Citizenship Of The Family
In the world of today, there is relentless messaging delivered around what constitutes a good family, a good parent, a good sibling, or a good human being. These messages are often delivered through the windows of our lives that we open up through social media. Comparing our lives to others has become second nature; we have become so hell-bent on portraying all that is "good" that we have somehow forgotten to actually be the good we so badly hope others perceive us to be.
With more hours spent working and fewer hours spent dedicated to the family, there is an unspoken devaluation of the importance of family. Essentially, families get lost in the chaos of modern life. We are exhausted, overworked, and still feel the need to pretend that we just aren't those things. We borrow time and energy from home life to fulfill work needs and sacrifice family time for productivity. This behaviour creates fatigue which in turn yields burn out - often nursed at the expense of the family. We start to do what is easier when it comes to our kids rather than what we know would be most beneficial.
Now more than ever is the time to start investing in your family. Family is a microcosm of the community and success outside of the home begins with success inside of the home. Family is the place to begin the vital process of socialization; to create a system of structure and expectation that you would be proud of your kids replicating in public. Family is the first lesson in relationship norms and how others should be treated. It is unfair to assume that your children can act a certain way inside the house but can't or won't behave that way outside of the home.
Being a part of a family is a privilege and, just like being a part of a community, there are a set of rules and responsibilities that should be followed within the house. These rules can and should be established within each household based on what works for the family and the age of your children. The point is that there is a level of respect, there are rules to be followed, and there are consequences that occur if there is no follow-through. Like in society at large, within the family, it is important to teach our kids that what we do is for the greater good of everyone. We do what is best for the most amount of people in spite of your individual convictions. Giving kids a free-pass in the house creates a sense of entitlement; this belief that all that we have is a given regardless of the way we behave.

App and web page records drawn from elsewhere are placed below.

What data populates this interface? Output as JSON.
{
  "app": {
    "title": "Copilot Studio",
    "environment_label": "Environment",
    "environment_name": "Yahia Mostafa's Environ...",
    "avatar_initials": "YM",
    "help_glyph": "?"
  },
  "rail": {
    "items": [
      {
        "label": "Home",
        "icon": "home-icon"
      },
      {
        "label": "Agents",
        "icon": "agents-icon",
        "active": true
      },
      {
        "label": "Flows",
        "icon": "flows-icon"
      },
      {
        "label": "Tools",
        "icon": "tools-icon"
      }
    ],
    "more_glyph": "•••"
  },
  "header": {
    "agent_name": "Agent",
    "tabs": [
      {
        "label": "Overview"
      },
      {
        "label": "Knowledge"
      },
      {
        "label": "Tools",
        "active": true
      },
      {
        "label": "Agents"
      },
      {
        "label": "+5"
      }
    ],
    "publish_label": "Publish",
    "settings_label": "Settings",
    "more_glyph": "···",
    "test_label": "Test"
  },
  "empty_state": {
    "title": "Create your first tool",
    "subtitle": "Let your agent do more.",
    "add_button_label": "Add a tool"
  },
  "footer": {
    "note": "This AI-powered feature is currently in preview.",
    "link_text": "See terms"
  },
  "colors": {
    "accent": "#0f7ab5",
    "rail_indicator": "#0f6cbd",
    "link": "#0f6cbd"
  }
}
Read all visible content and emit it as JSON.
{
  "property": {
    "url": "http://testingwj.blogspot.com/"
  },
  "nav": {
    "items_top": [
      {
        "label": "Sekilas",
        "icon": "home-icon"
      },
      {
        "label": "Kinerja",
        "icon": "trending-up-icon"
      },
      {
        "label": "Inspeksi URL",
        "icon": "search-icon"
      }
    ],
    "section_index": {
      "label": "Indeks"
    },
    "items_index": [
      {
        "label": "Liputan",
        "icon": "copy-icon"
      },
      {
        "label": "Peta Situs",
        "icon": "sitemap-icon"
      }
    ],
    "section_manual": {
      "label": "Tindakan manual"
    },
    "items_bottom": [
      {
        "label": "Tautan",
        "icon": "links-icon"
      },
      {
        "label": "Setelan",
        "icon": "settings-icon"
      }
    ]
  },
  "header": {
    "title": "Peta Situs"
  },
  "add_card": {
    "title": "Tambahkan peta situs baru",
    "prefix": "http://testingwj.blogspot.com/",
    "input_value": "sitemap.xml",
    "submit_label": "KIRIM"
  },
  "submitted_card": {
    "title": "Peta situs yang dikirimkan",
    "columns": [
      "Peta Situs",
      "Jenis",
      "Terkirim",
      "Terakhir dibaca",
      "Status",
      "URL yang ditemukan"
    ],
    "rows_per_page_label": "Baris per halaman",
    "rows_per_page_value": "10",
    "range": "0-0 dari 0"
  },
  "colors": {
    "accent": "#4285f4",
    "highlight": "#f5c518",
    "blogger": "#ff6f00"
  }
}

Do I think that everyone should quit their jobs or cut their work hours? Absolutely not. That is not a practical thing to expect and quite frankly isn't what everyone wants. Instead, make dedicated family time a priority. Create rules that become the pillars of your family life. From the simplest acts of common courtesy (e.g., flushing the toilet or looking at people in the eye when you speak) to the expected behaviours (e.g., cleaning up after yourself or packing your own school lunches), model appropriate behaviour and enforce the rules that will constitute the values of your family. It isn't enough to tell your children to be kind, ask them to say sorry, or verbalize what is acceptable behaviour. We have to show our kids every day what is and isn't tolerated within the family and thus, within society no matter where their journey leads them. Children are much smarter than we give them credit for and will take every square inch of space we give to them. They know what they can get away with making it vital that there are no free passes.
After all, the individuals you walk with through life, from the very beginning to the bitter end, are your family members. It can't hurt fostering those relationships and creating an environment that promotes mutual respect.